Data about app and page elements

/---

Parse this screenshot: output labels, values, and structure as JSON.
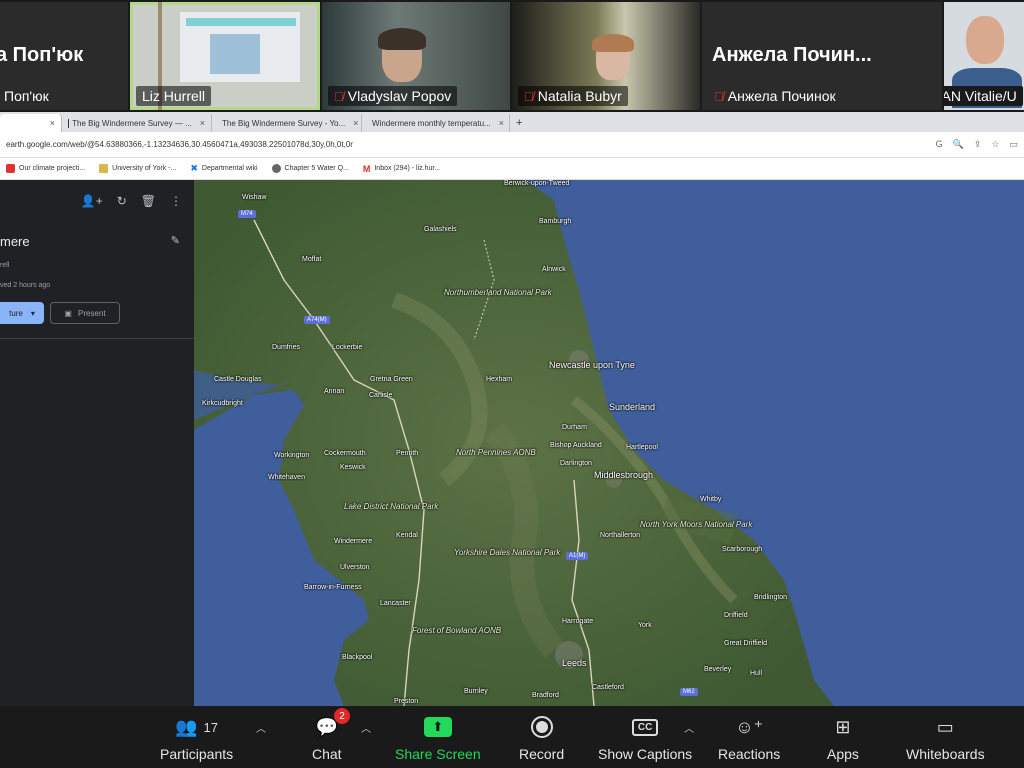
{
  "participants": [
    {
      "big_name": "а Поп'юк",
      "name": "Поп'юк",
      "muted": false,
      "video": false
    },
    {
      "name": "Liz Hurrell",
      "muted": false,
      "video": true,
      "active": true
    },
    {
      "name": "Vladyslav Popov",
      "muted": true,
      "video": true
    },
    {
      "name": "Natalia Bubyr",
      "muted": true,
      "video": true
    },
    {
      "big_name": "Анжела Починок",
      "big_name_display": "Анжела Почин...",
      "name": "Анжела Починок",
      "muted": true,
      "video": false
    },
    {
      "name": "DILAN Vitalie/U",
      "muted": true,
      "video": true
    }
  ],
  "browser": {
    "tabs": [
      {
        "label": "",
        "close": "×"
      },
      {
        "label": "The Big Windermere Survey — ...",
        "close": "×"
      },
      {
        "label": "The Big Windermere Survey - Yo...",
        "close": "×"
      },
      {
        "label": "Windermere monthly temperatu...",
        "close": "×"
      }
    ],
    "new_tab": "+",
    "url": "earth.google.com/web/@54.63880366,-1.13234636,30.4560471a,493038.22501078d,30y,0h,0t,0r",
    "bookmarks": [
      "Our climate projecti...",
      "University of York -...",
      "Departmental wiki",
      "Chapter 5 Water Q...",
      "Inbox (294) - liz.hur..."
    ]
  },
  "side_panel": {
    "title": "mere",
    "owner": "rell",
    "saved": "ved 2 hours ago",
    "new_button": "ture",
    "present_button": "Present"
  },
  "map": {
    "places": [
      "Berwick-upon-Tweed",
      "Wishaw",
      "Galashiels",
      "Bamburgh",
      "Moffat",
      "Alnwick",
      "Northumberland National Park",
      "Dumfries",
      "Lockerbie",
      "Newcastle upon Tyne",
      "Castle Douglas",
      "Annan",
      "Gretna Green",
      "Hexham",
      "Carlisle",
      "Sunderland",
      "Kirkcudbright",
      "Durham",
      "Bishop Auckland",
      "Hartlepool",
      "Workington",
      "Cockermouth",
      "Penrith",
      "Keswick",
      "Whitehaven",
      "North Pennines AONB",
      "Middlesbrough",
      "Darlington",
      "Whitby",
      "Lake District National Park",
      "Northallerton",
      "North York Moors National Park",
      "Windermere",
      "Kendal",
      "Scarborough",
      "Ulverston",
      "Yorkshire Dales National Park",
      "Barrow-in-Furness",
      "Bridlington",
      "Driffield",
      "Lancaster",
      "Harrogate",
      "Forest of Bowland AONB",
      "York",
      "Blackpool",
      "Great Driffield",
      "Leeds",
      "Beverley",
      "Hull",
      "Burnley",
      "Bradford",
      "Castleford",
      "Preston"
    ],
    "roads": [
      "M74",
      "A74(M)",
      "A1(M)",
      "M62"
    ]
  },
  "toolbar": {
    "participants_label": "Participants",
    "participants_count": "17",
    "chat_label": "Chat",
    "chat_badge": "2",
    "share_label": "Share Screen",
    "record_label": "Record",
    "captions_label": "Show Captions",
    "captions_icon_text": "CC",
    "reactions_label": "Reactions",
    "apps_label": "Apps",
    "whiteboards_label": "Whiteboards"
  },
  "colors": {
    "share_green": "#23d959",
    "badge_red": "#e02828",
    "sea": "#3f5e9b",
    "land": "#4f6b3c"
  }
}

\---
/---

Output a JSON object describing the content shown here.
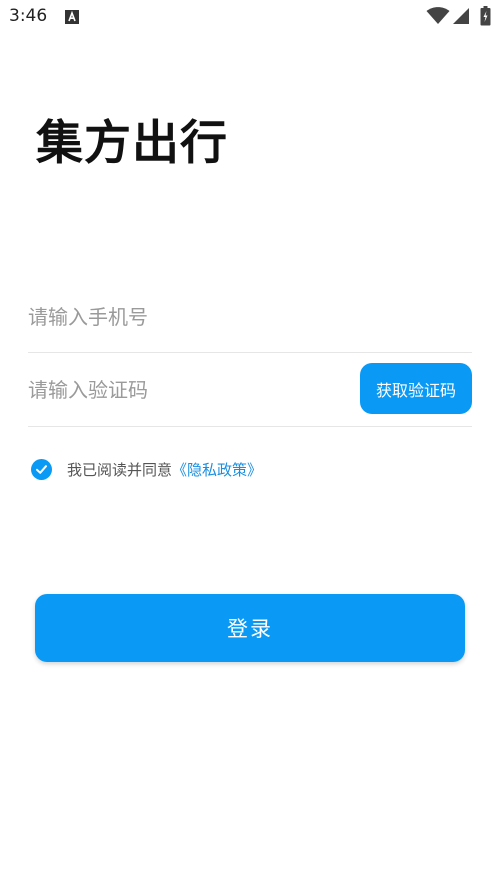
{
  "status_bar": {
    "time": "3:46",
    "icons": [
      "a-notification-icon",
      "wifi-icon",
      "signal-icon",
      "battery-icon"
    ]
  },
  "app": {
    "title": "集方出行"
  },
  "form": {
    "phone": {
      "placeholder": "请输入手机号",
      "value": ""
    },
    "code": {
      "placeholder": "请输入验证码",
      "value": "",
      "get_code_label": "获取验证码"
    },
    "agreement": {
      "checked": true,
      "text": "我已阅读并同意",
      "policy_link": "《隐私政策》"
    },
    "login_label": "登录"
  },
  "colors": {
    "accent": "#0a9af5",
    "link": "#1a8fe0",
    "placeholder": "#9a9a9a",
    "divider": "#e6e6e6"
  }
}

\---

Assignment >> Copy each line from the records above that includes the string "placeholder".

Final answer >>
      "placeholder": "请输入手机号",
      "placeholder": "请输入验证码",
    "placeholder": "#9a9a9a",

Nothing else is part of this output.